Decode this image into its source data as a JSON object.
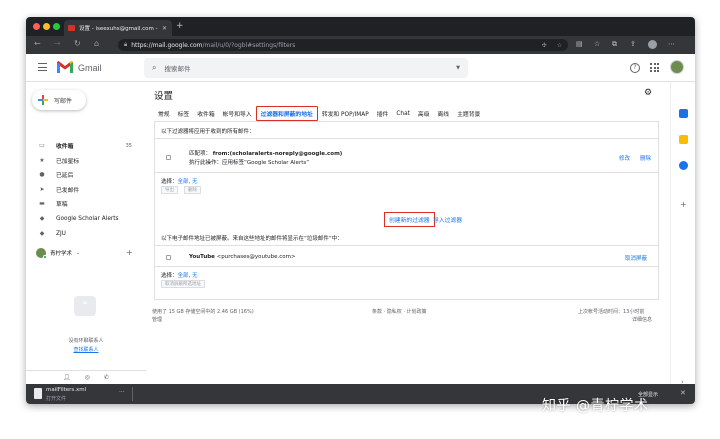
{
  "browser": {
    "tab_title": "设置 - iseexuhs@gmail.com -",
    "tab_close": "✕",
    "new_tab": "+",
    "url_host": "https://mail.google.com",
    "url_path": "/mail/u/0/?ogbl#settings/filters"
  },
  "header": {
    "app_name": "Gmail",
    "search_placeholder": "搜索邮件",
    "help": "?"
  },
  "sidebar": {
    "compose": "写邮件",
    "items": [
      {
        "label": "收件箱",
        "icon": "inbox-icon",
        "count": "35"
      },
      {
        "label": "已加星标",
        "icon": "star-icon",
        "count": ""
      },
      {
        "label": "已延后",
        "icon": "clock-icon",
        "count": ""
      },
      {
        "label": "已发邮件",
        "icon": "send-icon",
        "count": ""
      },
      {
        "label": "草稿",
        "icon": "draft-icon",
        "count": ""
      },
      {
        "label": "Google Scholar Alerts",
        "icon": "label-icon",
        "count": ""
      },
      {
        "label": "ZJU",
        "icon": "label-icon",
        "count": ""
      }
    ],
    "hangout_user": "青柠学术",
    "no_contacts": "没有环聊联系人",
    "find_contacts": "查找联系人"
  },
  "settings": {
    "title": "设置",
    "tabs": [
      "常规",
      "标签",
      "收件箱",
      "帐号和导入",
      "过滤器和屏蔽的地址",
      "转发和 POP/IMAP",
      "插件",
      "Chat",
      "高级",
      "离线",
      "主题背景"
    ],
    "active_tab": "过滤器和屏蔽的地址",
    "filters_heading": "以下过滤器将应用于收到的所有邮件：",
    "filter": {
      "match_label": "匹配项：",
      "match_value": "from:(scholaralerts-noreply@google.com)",
      "action": "执行此操作：应用标签“Google Scholar Alerts”",
      "edit": "修改",
      "delete": "删除"
    },
    "select_label": "选择：",
    "select_all": "全部",
    "select_none": "无",
    "export_btn": "导出",
    "delete_btn": "删除",
    "create_filter": "创建新的过滤器",
    "import_filter": "导入过滤器",
    "blocked_heading": "以下电子邮件地址已被屏蔽。来自这些地址的邮件将显示在“垃圾邮件”中：",
    "blocked": {
      "name": "YouTube",
      "email": "<purchases@youtube.com>",
      "unblock": "取消屏蔽"
    },
    "unblock_selected": "取消屏蔽所选地址"
  },
  "footer": {
    "storage": "使用了 15 GB 存储空间中的 2.46 GB (16%)",
    "manage": "管理",
    "links": "条款 · 隐私权 · 计划政策",
    "last_activity": "上次帐号活动时间：13小时前",
    "details": "详细信息"
  },
  "download": {
    "filename": "mailFilters.xml",
    "open": "打开文件",
    "more": "···",
    "show_all": "全部显示",
    "close": "✕"
  },
  "watermark": "知乎 @青柠学术"
}
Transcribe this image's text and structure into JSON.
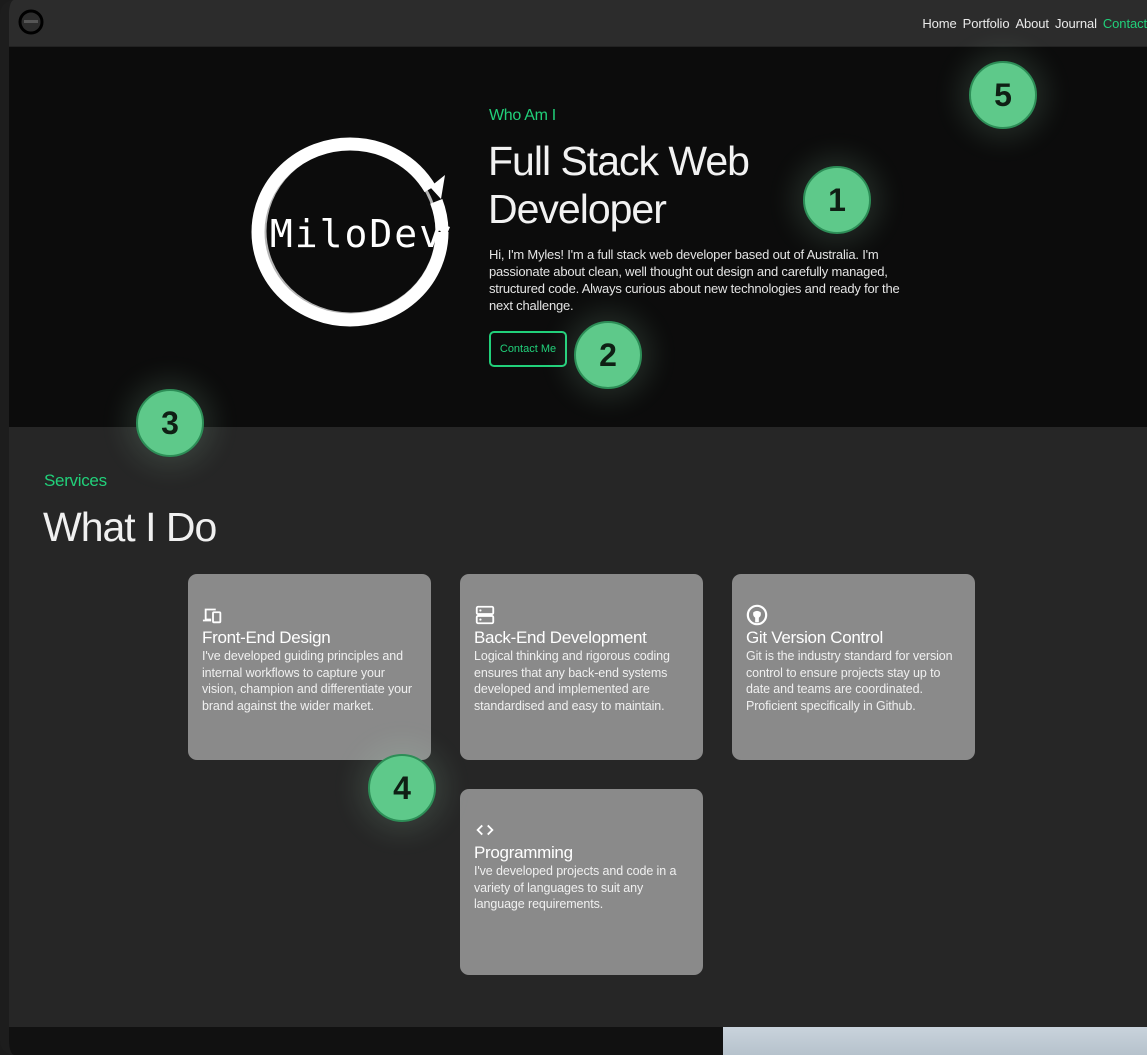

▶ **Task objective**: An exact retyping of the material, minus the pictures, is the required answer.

▶ **Written response**:
Decode this image into its source data as a JSON object.
{
  "browser": {
    "tab_title": "设置 - iseexuhs@gmail.com -",
    "tab_close": "✕",
    "new_tab": "+",
    "url_host": "https://mail.google.com",
    "url_path": "/mail/u/0/?ogbl#settings/filters"
  },
  "header": {
    "app_name": "Gmail",
    "search_placeholder": "搜索邮件",
    "help": "?"
  },
  "sidebar": {
    "compose": "写邮件",
    "items": [
      {
        "label": "收件箱",
        "icon": "inbox-icon",
        "count": "35"
      },
      {
        "label": "已加星标",
        "icon": "star-icon",
        "count": ""
      },
      {
        "label": "已延后",
        "icon": "clock-icon",
        "count": ""
      },
      {
        "label": "已发邮件",
        "icon": "send-icon",
        "count": ""
      },
      {
        "label": "草稿",
        "icon": "draft-icon",
        "count": ""
      },
      {
        "label": "Google Scholar Alerts",
        "icon": "label-icon",
        "count": ""
      },
      {
        "label": "ZJU",
        "icon": "label-icon",
        "count": ""
      }
    ],
    "hangout_user": "青柠学术",
    "no_contacts": "没有环聊联系人",
    "find_contacts": "查找联系人"
  },
  "settings": {
    "title": "设置",
    "tabs": [
      "常规",
      "标签",
      "收件箱",
      "帐号和导入",
      "过滤器和屏蔽的地址",
      "转发和 POP/IMAP",
      "插件",
      "Chat",
      "高级",
      "离线",
      "主题背景"
    ],
    "active_tab": "过滤器和屏蔽的地址",
    "filters_heading": "以下过滤器将应用于收到的所有邮件：",
    "filter": {
      "match_label": "匹配项：",
      "match_value": "from:(scholaralerts-noreply@google.com)",
      "action": "执行此操作：应用标签“Google Scholar Alerts”",
      "edit": "修改",
      "delete": "删除"
    },
    "select_label": "选择：",
    "select_all": "全部",
    "select_none": "无",
    "export_btn": "导出",
    "delete_btn": "删除",
    "create_filter": "创建新的过滤器",
    "import_filter": "导入过滤器",
    "blocked_heading": "以下电子邮件地址已被屏蔽。来自这些地址的邮件将显示在“垃圾邮件”中：",
    "blocked": {
      "name": "YouTube",
      "email": "<purchases@youtube.com>",
      "unblock": "取消屏蔽"
    },
    "unblock_selected": "取消屏蔽所选地址"
  },
  "footer": {
    "storage": "使用了 15 GB 存储空间中的 2.46 GB (16%)",
    "manage": "管理",
    "links": "条款 · 隐私权 · 计划政策",
    "last_activity": "上次帐号活动时间：13小时前",
    "details": "详细信息"
  },
  "download": {
    "filename": "mailFilters.xml",
    "open": "打开文件",
    "more": "···",
    "show_all": "全部显示",
    "close": "✕"
  },
  "watermark": "知乎 @青柠学术"
}
Transcribe this image's text and structure into JSON.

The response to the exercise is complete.